In an emergency debate Monday night on Russia's military buildup along its border with Ukraine, Prime Minister Justin Trudeau reiterated his government's commitment to expand and extend a military training mission in Ukraine, provide a $120-million loan and other non-lethal equipment, as well as development and humanitarian aid.
"Canada has a long history of standing up to bullies but standing up to bullies doesn't mean that we want conflict," he told the Commons.
Trudeau also reiterated his government's commitment to work with allies in Europe and the NATO military alliance to impose co-ordinated sanctions on Russia, should it invade Ukraine.
"We're always stronger together and we won't be intimidated," he said.
But Conservative Leader Erin O'Toole dismissed those measures as "empty words" and "half measures," slamming the government for failing to provide the one thing Ukraine wants most: lethal defensive weapons.
"Russia outnumbers Ukraine four to one in military personnel, 22 to one in fighter planes, 15 to one in attack helicopters and five to one in battle tanks," he said.
"They're asking for our help at their hour of need and other allies have responded ... Where is Canada?"
Russia has positioned about 100,000 troops at Ukraine's border along with tanks and other heavy artillery, raising fears across Europe and the NATO military alliance of an imminent invasion — something Russia has denied.
O'Toole accused the Liberal minority government of doing nothing other than post an embarrassing series of photos on Twitter of cabinet ministers holding up signs displaying the hashtag "#stand with Ukraine."
MPs disagreed over how best to help #Ukraine in an emergency debate at the House of Commons Monday. #cdnpoli
But NDP Leader Jagmeet Singh said Canada must work with its allies to find a diplomatic solution to the conflict, which he argued is taking a heavy toll on millions of Ukrainian civilians.
"Escalating hostilities could lead to further mass displacement, a refugee crisis and an untold number of casualties," he warned, adding that provision of lethal weapons would only escalate tensions.
New Democrats, he said, believe that "peace is achievable only through diplomacy."
Bloc Quebeois MP Stephane Bergeron, meanwhile, argued that there can be no diplomacy without direct negotiations with Russia.
He accused NATO countries of engaging in brinksmanship and "alarmism" over an imminent invasion, even though both Russia and Ukraine agree that is not in the cards.

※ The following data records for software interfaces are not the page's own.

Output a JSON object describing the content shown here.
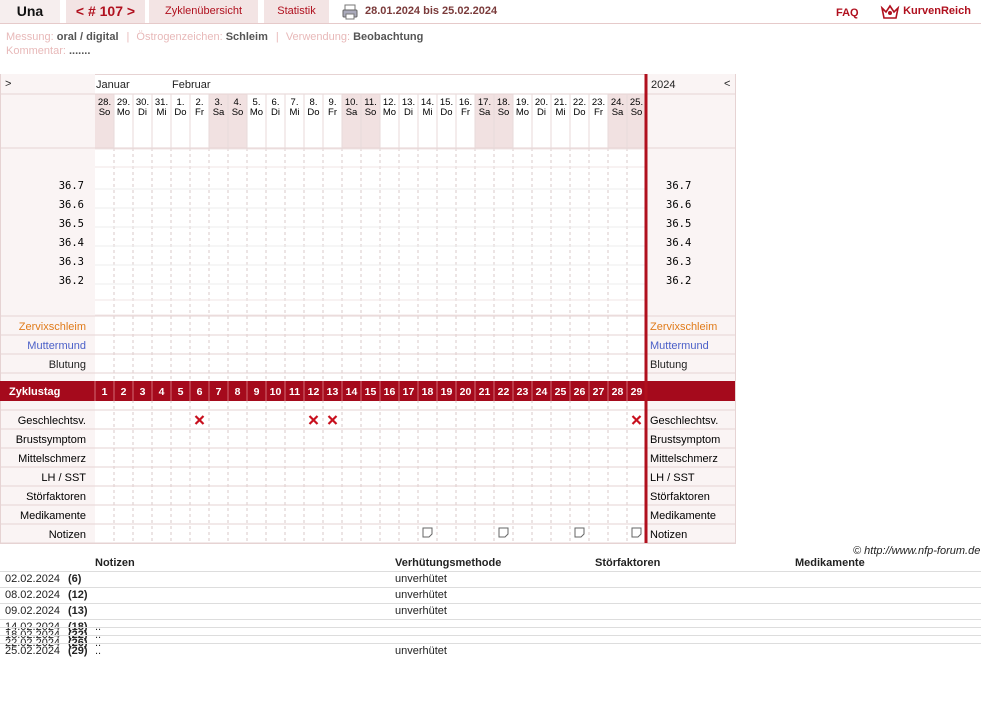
{
  "topbar": {
    "user": "Una",
    "cycle": "< # 107 >",
    "overview": "Zyklenübersicht",
    "stats": "Statistik",
    "range": "28.01.2024 bis 25.02.2024",
    "faq": "FAQ",
    "logo": "KurvenReich"
  },
  "meta": {
    "messung_label": "Messung:",
    "messung": "oral / digital",
    "oestrogen_label": "Östrogenzeichen:",
    "oestrogen": "Schleim",
    "verwendung_label": "Verwendung:",
    "verwendung": "Beobachtung",
    "kommentar_label": "Kommentar:",
    "kommentar": "......."
  },
  "chart": {
    "nav_prev": ">",
    "nav_next": "<",
    "year": "2024",
    "months": [
      "Januar",
      "Februar"
    ],
    "days": [
      {
        "d": "28.",
        "w": "So",
        "we": true
      },
      {
        "d": "29.",
        "w": "Mo",
        "we": false
      },
      {
        "d": "30.",
        "w": "Di",
        "we": false
      },
      {
        "d": "31.",
        "w": "Mi",
        "we": false
      },
      {
        "d": "1.",
        "w": "Do",
        "we": false
      },
      {
        "d": "2.",
        "w": "Fr",
        "we": false
      },
      {
        "d": "3.",
        "w": "Sa",
        "we": true
      },
      {
        "d": "4.",
        "w": "So",
        "we": true
      },
      {
        "d": "5.",
        "w": "Mo",
        "we": false
      },
      {
        "d": "6.",
        "w": "Di",
        "we": false
      },
      {
        "d": "7.",
        "w": "Mi",
        "we": false
      },
      {
        "d": "8.",
        "w": "Do",
        "we": false
      },
      {
        "d": "9.",
        "w": "Fr",
        "we": false
      },
      {
        "d": "10.",
        "w": "Sa",
        "we": true
      },
      {
        "d": "11.",
        "w": "So",
        "we": true
      },
      {
        "d": "12.",
        "w": "Mo",
        "we": false
      },
      {
        "d": "13.",
        "w": "Di",
        "we": false
      },
      {
        "d": "14.",
        "w": "Mi",
        "we": false
      },
      {
        "d": "15.",
        "w": "Do",
        "we": false
      },
      {
        "d": "16.",
        "w": "Fr",
        "we": false
      },
      {
        "d": "17.",
        "w": "Sa",
        "we": true
      },
      {
        "d": "18.",
        "w": "So",
        "we": true
      },
      {
        "d": "19.",
        "w": "Mo",
        "we": false
      },
      {
        "d": "20.",
        "w": "Di",
        "we": false
      },
      {
        "d": "21.",
        "w": "Mi",
        "we": false
      },
      {
        "d": "22.",
        "w": "Do",
        "we": false
      },
      {
        "d": "23.",
        "w": "Fr",
        "we": false
      },
      {
        "d": "24.",
        "w": "Sa",
        "we": true
      },
      {
        "d": "25.",
        "w": "So",
        "we": true
      }
    ],
    "temps": [
      "36.7",
      "36.6",
      "36.5",
      "36.4",
      "36.3",
      "36.2"
    ],
    "rows_top": [
      {
        "label": "Zervixschleim",
        "color": "#e07b1a"
      },
      {
        "label": "Muttermund",
        "color": "#4a5fc8"
      },
      {
        "label": "Blutung",
        "color": "#222222"
      }
    ],
    "cycle_label": "Zyklustag",
    "cycle_days": [
      "1",
      "2",
      "3",
      "4",
      "5",
      "6",
      "7",
      "8",
      "9",
      "10",
      "11",
      "12",
      "13",
      "14",
      "15",
      "16",
      "17",
      "18",
      "19",
      "20",
      "21",
      "22",
      "23",
      "24",
      "25",
      "26",
      "27",
      "28",
      "29"
    ],
    "rows_bottom": [
      "Geschlechtsv.",
      "Brustsymptom",
      "Mittelschmerz",
      "LH / SST",
      "Störfaktoren",
      "Medikamente",
      "Notizen"
    ],
    "intercourse_days": [
      6,
      12,
      13,
      29
    ],
    "note_days": [
      18,
      22,
      26,
      29
    ],
    "colors": {
      "accent": "#b0101e",
      "cycle_bar": "#a50a1c",
      "weekend": "#f1e1e1",
      "grid": "#e6d3d3"
    }
  },
  "footer_url": "© http://www.nfp-forum.de",
  "notes": {
    "headers": [
      "Notizen",
      "Verhütungsmethode",
      "Störfaktoren",
      "Medikamente"
    ],
    "rows": [
      {
        "date": "02.02.2024",
        "day": "(6)",
        "note": "",
        "method": "unverhütet"
      },
      {
        "date": "08.02.2024",
        "day": "(12)",
        "note": "",
        "method": "unverhütet"
      },
      {
        "date": "09.02.2024",
        "day": "(13)",
        "note": "",
        "method": "unverhütet"
      },
      {
        "date": "14.02.2024",
        "day": "(18)",
        "note": "..",
        "method": ""
      },
      {
        "date": "18.02.2024",
        "day": "(22)",
        "note": "..",
        "method": ""
      },
      {
        "date": "22.02.2024",
        "day": "(26)",
        "note": "..",
        "method": ""
      },
      {
        "date": "25.02.2024",
        "day": "(29)",
        "note": "..",
        "method": "unverhütet"
      }
    ]
  }
}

And he said Canada's decision to withdraw non-essential diplomatic personnel from Ukraine will only increase tensions.
This report by The Canadian Press was first published Jan. 31, 2022.